Data extracts Start Marker

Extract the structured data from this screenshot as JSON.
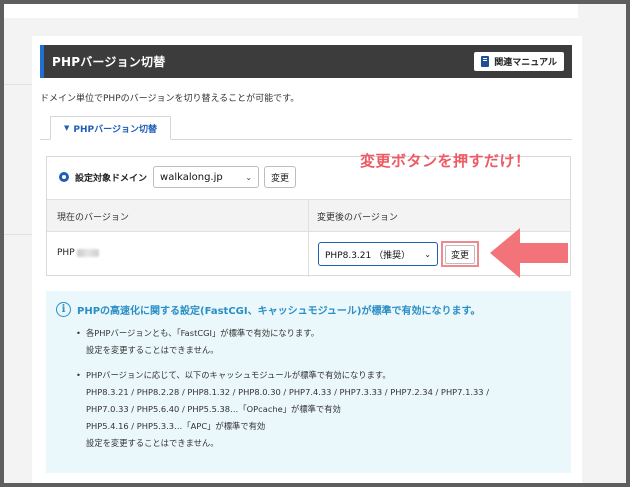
{
  "header": {
    "title": "PHPバージョン切替",
    "manual_button": "関連マニュアル"
  },
  "description": "ドメイン単位でPHPのバージョンを切り替えることが可能です。",
  "tab": {
    "label": "PHPバージョン切替"
  },
  "target": {
    "label": "設定対象ドメイン",
    "domain": "walkalong.jp",
    "change_button": "変更"
  },
  "table": {
    "col_current": "現在のバージョン",
    "col_new": "変更後のバージョン",
    "current_version_prefix": "PHP",
    "new_version": "PHP8.3.21 （推奨）",
    "change_button": "変更"
  },
  "annotation": {
    "text": "変更ボタンを押すだけ！",
    "color": "#ee5a62"
  },
  "info": {
    "title": "PHPの高速化に関する設定(FastCGI、キャッシュモジュール)が標準で有効になります。",
    "item1_line1": "各PHPバージョンとも、「FastCGI」が標準で有効になります。",
    "item1_line2": "設定を変更することはできません。",
    "item2_line1": "PHPバージョンに応じて、以下のキャッシュモジュールが標準で有効になります。",
    "item2_line2": "PHP8.3.21 / PHP8.2.28 / PHP8.1.32 / PHP8.0.30 / PHP7.4.33 / PHP7.3.33 / PHP7.2.34 / PHP7.1.33 /",
    "item2_line3": "PHP7.0.33 / PHP5.6.40 / PHP5.5.38…「OPcache」が標準で有効",
    "item2_line4": "PHP5.4.16 / PHP5.3.3…「APC」が標準で有効",
    "item2_line5": "設定を変更することはできません。"
  }
}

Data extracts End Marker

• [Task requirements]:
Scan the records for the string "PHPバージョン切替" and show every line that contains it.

• [Response]:
    "title": "PHPバージョン切替",
    "label": "PHPバージョン切替"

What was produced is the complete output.